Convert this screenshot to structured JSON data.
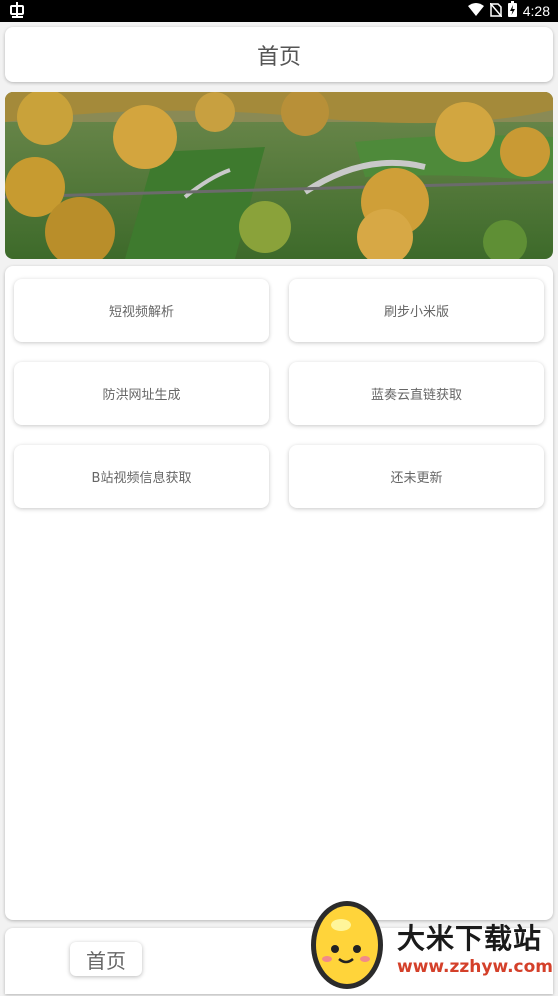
{
  "status_bar": {
    "time": "4:28",
    "app_icon": "bug-icon",
    "icons": [
      "wifi-icon",
      "no-sim-icon",
      "battery-charging-icon"
    ]
  },
  "header": {
    "title": "首页"
  },
  "banner": {
    "image": "aerial-landscape-wildlife-overpass"
  },
  "tools": [
    {
      "label": "短视频解析"
    },
    {
      "label": "刷步小米版"
    },
    {
      "label": "防洪网址生成"
    },
    {
      "label": "蓝奏云直链获取"
    },
    {
      "label": "B站视频信息获取"
    },
    {
      "label": "还未更新"
    }
  ],
  "bottom_nav": {
    "home_label": "首页"
  },
  "watermark": {
    "name": "大米下载站",
    "url": "www.zzhyw.com"
  },
  "colors": {
    "background": "#f2f2f2",
    "card": "#ffffff",
    "text": "#666666",
    "watermark_url": "#d4402a"
  }
}
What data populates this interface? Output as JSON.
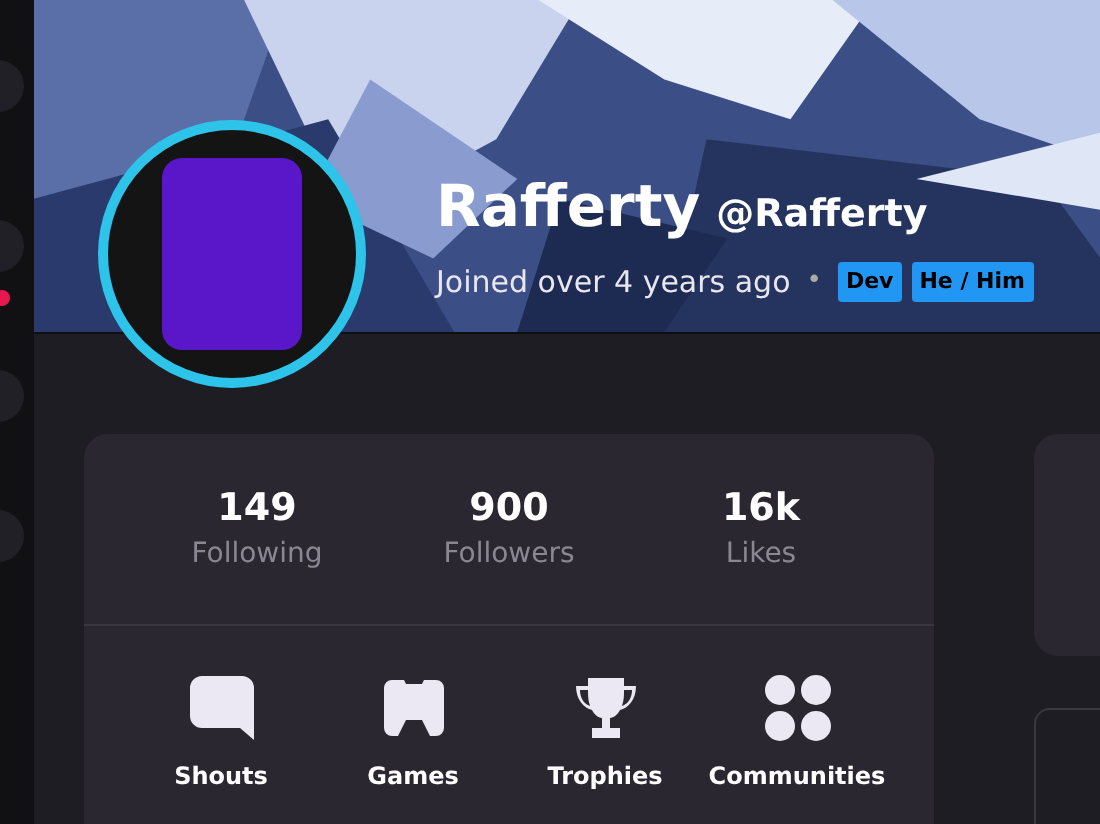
{
  "profile": {
    "display_name": "Rafferty",
    "username": "@Rafferty",
    "joined": "Joined over 4 years ago",
    "separator": "•",
    "badges": [
      "Dev",
      "He / Him"
    ]
  },
  "stats": [
    {
      "value": "149",
      "label": "Following"
    },
    {
      "value": "900",
      "label": "Followers"
    },
    {
      "value": "16k",
      "label": "Likes"
    }
  ],
  "sections": [
    {
      "kind": "shouts",
      "label": "Shouts"
    },
    {
      "kind": "games",
      "label": "Games"
    },
    {
      "kind": "trophies",
      "label": "Trophies"
    },
    {
      "kind": "communities",
      "label": "Communities"
    }
  ]
}
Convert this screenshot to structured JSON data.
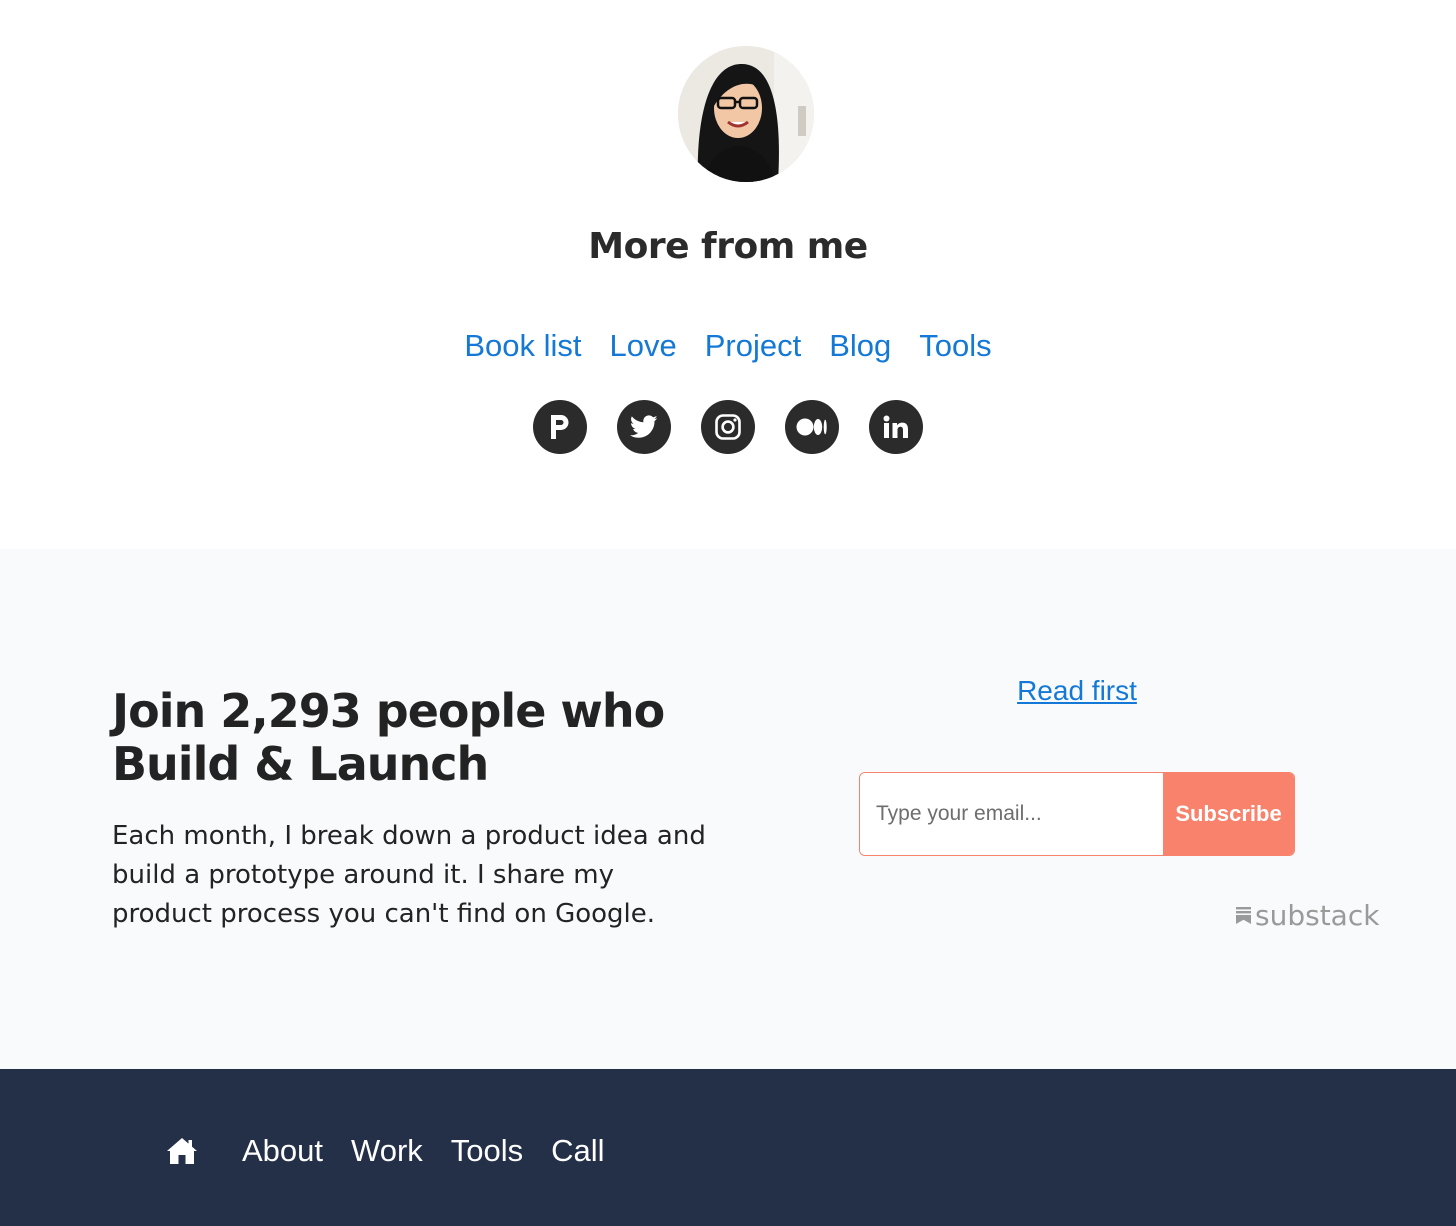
{
  "profile": {
    "avatar_alt": "profile photo"
  },
  "more": {
    "title": "More from me",
    "links": [
      "Book list",
      "Love",
      "Project",
      "Blog",
      "Tools"
    ]
  },
  "socials": [
    {
      "name": "producthunt-icon"
    },
    {
      "name": "twitter-icon"
    },
    {
      "name": "instagram-icon"
    },
    {
      "name": "medium-icon"
    },
    {
      "name": "linkedin-icon"
    }
  ],
  "subscribe": {
    "title": "Join 2,293 people who Build & Launch",
    "description": "Each month, I break down a product idea and build a prototype around it. I share my product process you can't find on Google.",
    "read_first": "Read first",
    "email_placeholder": "Type your email...",
    "button": "Subscribe",
    "brand": "substack"
  },
  "footer": {
    "nav": [
      "About",
      "Work",
      "Tools",
      "Call"
    ]
  },
  "colors": {
    "link": "#1479d6",
    "accent": "#f8826b",
    "footer_bg": "#242f48",
    "section_bg": "#f9fafc",
    "icon_bg": "#2b2b2b"
  }
}
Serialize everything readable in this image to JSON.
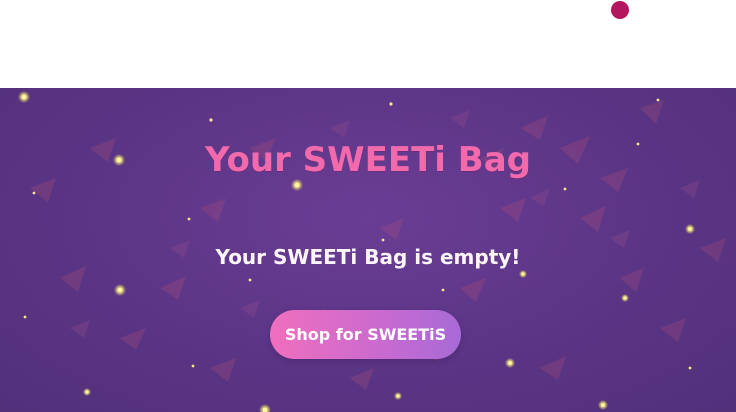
{
  "header": {
    "cart_badge_color": "#b3155e"
  },
  "bag": {
    "title": "Your SWEETi Bag",
    "empty_message": "Your SWEETi Bag is empty!",
    "shop_button_label": "Shop for SWEETiS"
  },
  "colors": {
    "background": "#5b3585",
    "title": "#f26aac",
    "button_start": "#f06fbd",
    "button_end": "#a76ad6"
  }
}
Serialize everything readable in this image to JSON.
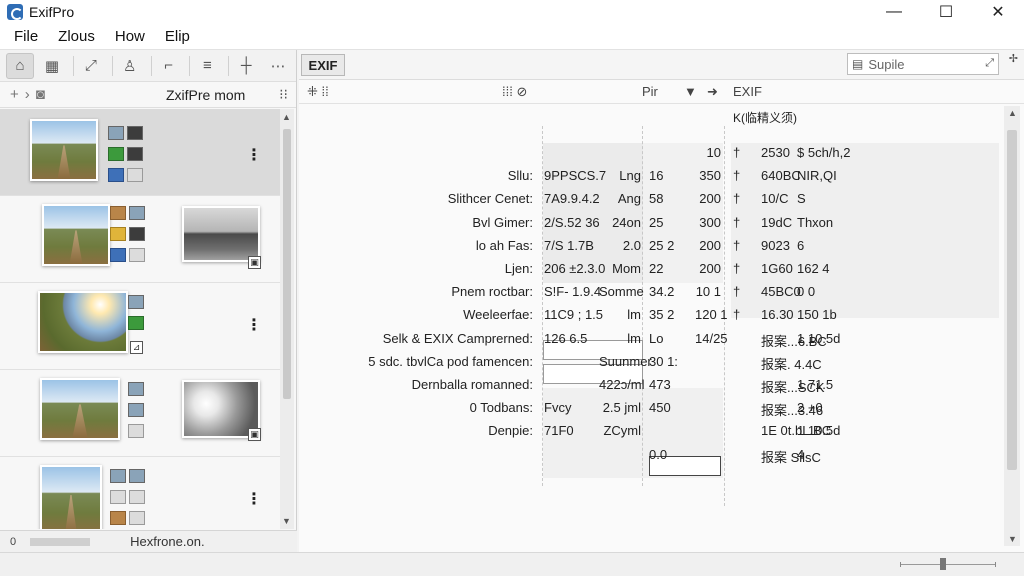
{
  "window": {
    "title": "ExifPro",
    "controls": {
      "minimize": "—",
      "maximize": "☐",
      "close": "✕"
    }
  },
  "menu": [
    "File",
    "Zlous",
    "How",
    "Elip"
  ],
  "left_toolbar": {
    "icons": [
      "home-icon",
      "film-icon",
      "expand-icon",
      "person-icon",
      "crop-icon",
      "list-icon",
      "crosshair-icon",
      "more-icon"
    ]
  },
  "left_subbar": {
    "title": "ZxifPre mom",
    "add": "+",
    "arrow": "›",
    "menu": "⁝⁝"
  },
  "thumbnails": [
    {
      "main": "field",
      "secondary": null,
      "badge": ""
    },
    {
      "main": "field",
      "secondary": "bw",
      "badge": "▣"
    },
    {
      "main": "sun",
      "secondary": null,
      "badge": "⊿"
    },
    {
      "main": "field",
      "secondary": "bw2",
      "badge": "▣"
    },
    {
      "main": "field",
      "secondary": null,
      "badge": ""
    }
  ],
  "left_status": {
    "icon": "0",
    "text": "Hexfrone.on."
  },
  "main": {
    "tab_label": "EXIF",
    "search_placeholder": "Supile",
    "header_icons_left": "⁜  ⁞⁞",
    "header_icons_mid": "⁞⁞⁞  ⊘",
    "header_pin": "Pir",
    "header_right_title": "EXIF",
    "right_subtitle": "K(临精义须)"
  },
  "table_rows": [
    {
      "label": "",
      "v1": "",
      "v2": "",
      "v3": "",
      "v5": "10",
      "dag": "†",
      "v6": "2530",
      "v7": "$ 5ch/h,2"
    },
    {
      "label": "Sllu:",
      "v1": "9PPSCS.7",
      "v2": "Lng",
      "v3": "16",
      "v5": "350",
      "dag": "†",
      "v6": "640BC",
      "v7": "NIR,QI"
    },
    {
      "label": "Slithcer Cenet:",
      "v1": "7A9.9.4.2",
      "v2": "Ang",
      "v3": "58",
      "v5": "200",
      "dag": "†",
      "v6": "10/C",
      "v7": "S"
    },
    {
      "label": "Bvl     Gimer:",
      "v1": "2/S.52 36",
      "v2": "24on",
      "v3": "25",
      "v5": "300",
      "dag": "†",
      "v6": "19dC",
      "v7": "Thxon"
    },
    {
      "label": "lo ah Fas:",
      "v1": "7/S 1.7B",
      "v2": "2.0",
      "v3": "25 2",
      "v5": "200",
      "dag": "†",
      "v6": "9023",
      "v7": "6"
    },
    {
      "label": "Ljen:",
      "v1": "206 ±2.3.0",
      "v2": "Mom",
      "v3": "22",
      "v5": "200",
      "dag": "†",
      "v6": "1G60",
      "v7": "162 4"
    },
    {
      "label": "Pnem roctbar:",
      "v1": "S!F- 1.9.4",
      "v2": "Somme",
      "v3": "34.2",
      "v5": "10 1",
      "dag": "†",
      "v6": "45BC0",
      "v7": "0 0"
    },
    {
      "label": "Weeleerfae:",
      "v1": "11C9 ; 1.5",
      "v2": "lm",
      "v3": "35 2",
      "v5": "120 1",
      "dag": "†",
      "v6": "16.30",
      "v7": "150 1b"
    },
    {
      "label": "Selk & EXIX Camprerned:",
      "v1": "126     6.5",
      "v2": "lm",
      "v3": "Lo",
      "v5": "14/25",
      "dag": "",
      "v6": "报案...6.BC",
      "v7": "1 10.5d"
    },
    {
      "label": "5 sdc. tbvlCa pod famencen:",
      "v1": "",
      "v2": "Suunmer",
      "v3": "30 1:",
      "v5": "",
      "dag": "",
      "v6": "报案. 4.4C",
      "v7": ""
    },
    {
      "label": "Dernballa romanned:",
      "v1": "",
      "v2": "422ɔ/ml",
      "v3": "473",
      "v5": "",
      "dag": "",
      "v6": "报案...SCK",
      "v7": "1 71.5"
    },
    {
      "label": "0     Todbans:",
      "v1": "Fvcy",
      "v2": "2.5 jml",
      "v3": "450",
      "v5": "",
      "dag": "",
      "v6": "报案...3.46",
      "v7": "2 +0"
    },
    {
      "label": "Denpie:",
      "v1": "71F0",
      "v2": "ZCyml",
      "v3": "",
      "v5": "",
      "dag": "",
      "v6": "1E 0t.bL.BC",
      "v7": "1 10.5d"
    },
    {
      "label": "",
      "v1": "",
      "v2": "",
      "v3": "0.0",
      "v5": "",
      "dag": "",
      "v6": "报案 SilsC",
      "v7": "4"
    }
  ]
}
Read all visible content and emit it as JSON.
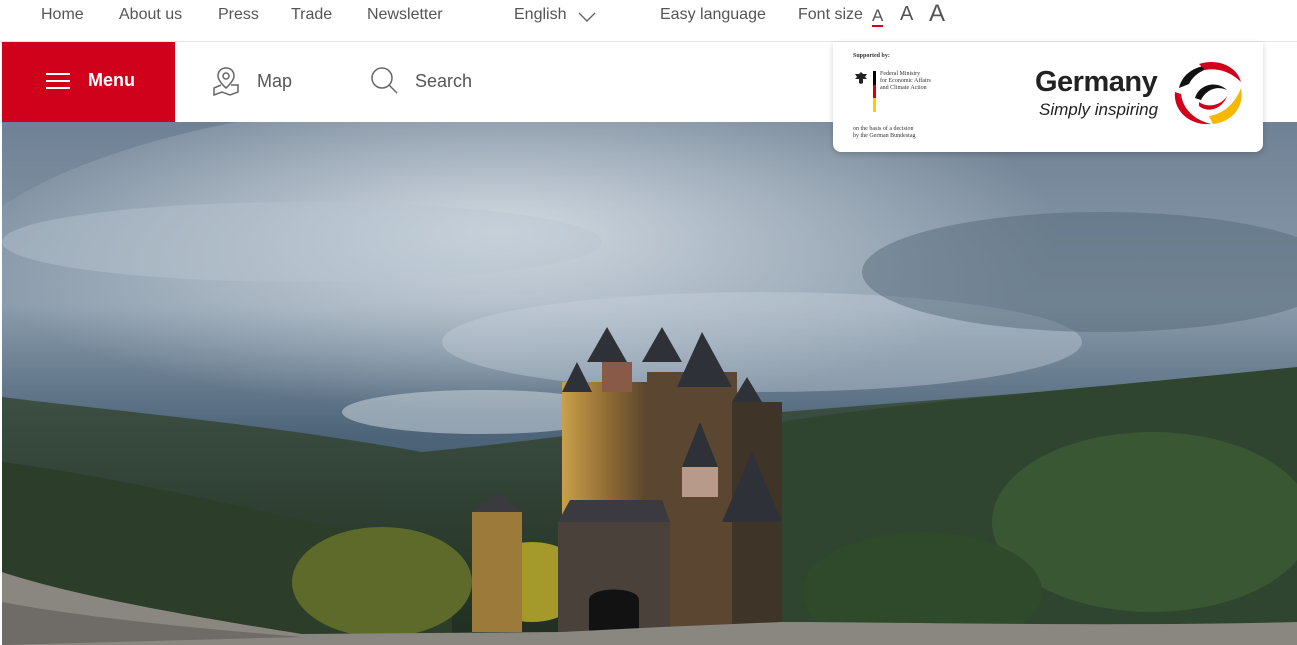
{
  "top_nav": {
    "home": "Home",
    "about": "About us",
    "press": "Press",
    "trade": "Trade",
    "newsletter": "Newsletter",
    "language": "English",
    "easy_language": "Easy language",
    "font_size_label": "Font size",
    "font_size_options": [
      "A",
      "A",
      "A"
    ]
  },
  "main_nav": {
    "menu": "Menu",
    "map": "Map",
    "search": "Search"
  },
  "logo": {
    "supported_by": "Supported by:",
    "ministry": "Federal Ministry\nfor Economic Affairs\nand Climate Action",
    "basis": "on the basis of a decision\nby the German Bundestag",
    "brand_name": "Germany",
    "brand_tagline": "Simply inspiring"
  },
  "hero": {
    "image": "castle-in-forest-under-cloudy-sky"
  },
  "colors": {
    "accent_red": "#d0021b",
    "text_gray": "#555555",
    "flag_black": "#000000",
    "flag_red": "#dd0000",
    "flag_gold": "#ffcc00"
  }
}
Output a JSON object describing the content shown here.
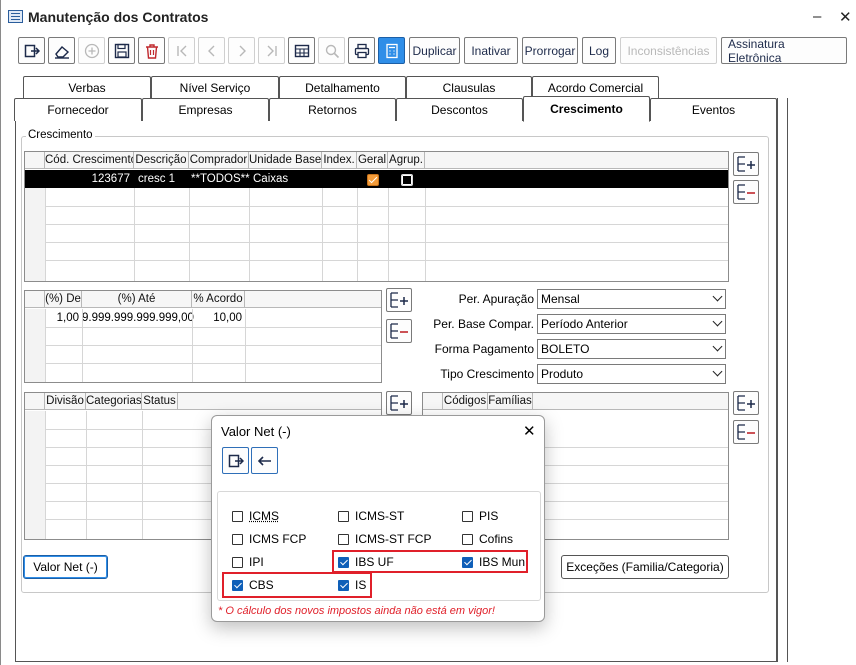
{
  "window": {
    "title": "Manutenção dos Contratos",
    "minimize": "–",
    "close": "✕"
  },
  "toolbar": {
    "buttons": [
      "Duplicar",
      "Inativar",
      "Prorrogar",
      "Log",
      "Inconsistências",
      "Assinatura Eletrônica"
    ]
  },
  "tabs_top": [
    "Verbas",
    "Nível Serviço",
    "Detalhamento",
    "Clausulas",
    "Acordo Comercial"
  ],
  "tabs_bottom": [
    "Fornecedor",
    "Empresas",
    "Retornos",
    "Descontos",
    "Crescimento",
    "Eventos"
  ],
  "crescimento": {
    "group_label": "Crescimento",
    "columns": [
      "Cód. Crescimento",
      "Descrição",
      "Comprador",
      "Unidade Base",
      "Index.",
      "Geral",
      "Agrup."
    ],
    "row": {
      "codigo": "123677",
      "descricao": "cresc 1",
      "comprador": "**TODOS**",
      "unidade": "Caixas"
    }
  },
  "faixas": {
    "columns": [
      "(%) De",
      "(%) Até",
      "% Acordo"
    ],
    "row": {
      "de": "1,00",
      "ate": "9.999.999.999.999,00",
      "acordo": "10,00"
    }
  },
  "form": {
    "per_apuracao_label": "Per. Apuração",
    "per_apuracao": "Mensal",
    "per_base_label": "Per. Base Compar.",
    "per_base": "Período Anterior",
    "forma_pgto_label": "Forma Pagamento",
    "forma_pgto": "BOLETO",
    "tipo_cresc_label": "Tipo Crescimento",
    "tipo_cresc": "Produto"
  },
  "divisao": {
    "columns": [
      "Divisão",
      "Categorias",
      "Status"
    ]
  },
  "familias": {
    "columns": [
      "Códigos",
      "Famílias"
    ]
  },
  "buttons": {
    "valor_net": "Valor Net (-)",
    "excecoes": "Exceções (Familia/Categoria)"
  },
  "dialog": {
    "title": "Valor Net (-)",
    "close": "✕",
    "options": [
      {
        "label": "ICMS",
        "checked": false
      },
      {
        "label": "ICMS-ST",
        "checked": false
      },
      {
        "label": "PIS",
        "checked": false
      },
      {
        "label": "ICMS FCP",
        "checked": false
      },
      {
        "label": "ICMS-ST FCP",
        "checked": false
      },
      {
        "label": "Cofins",
        "checked": false
      },
      {
        "label": "IPI",
        "checked": false
      },
      {
        "label": "IBS UF",
        "checked": true
      },
      {
        "label": "IBS Mun",
        "checked": true
      },
      {
        "label": "CBS",
        "checked": true
      },
      {
        "label": "IS",
        "checked": true
      }
    ],
    "warning": "* O cálculo dos novos impostos ainda não está em vigor!"
  },
  "colors": {
    "accent": "#2f8ee8",
    "highlight": "#e0202a",
    "warning_text": "#e0202a",
    "check_orange": "#f39c3a"
  }
}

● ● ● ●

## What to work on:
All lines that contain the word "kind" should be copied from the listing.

## Solution to this problem:
      "kind": "shouts",
      "kind": "games",
      "kind": "trophies",
      "kind": "communities",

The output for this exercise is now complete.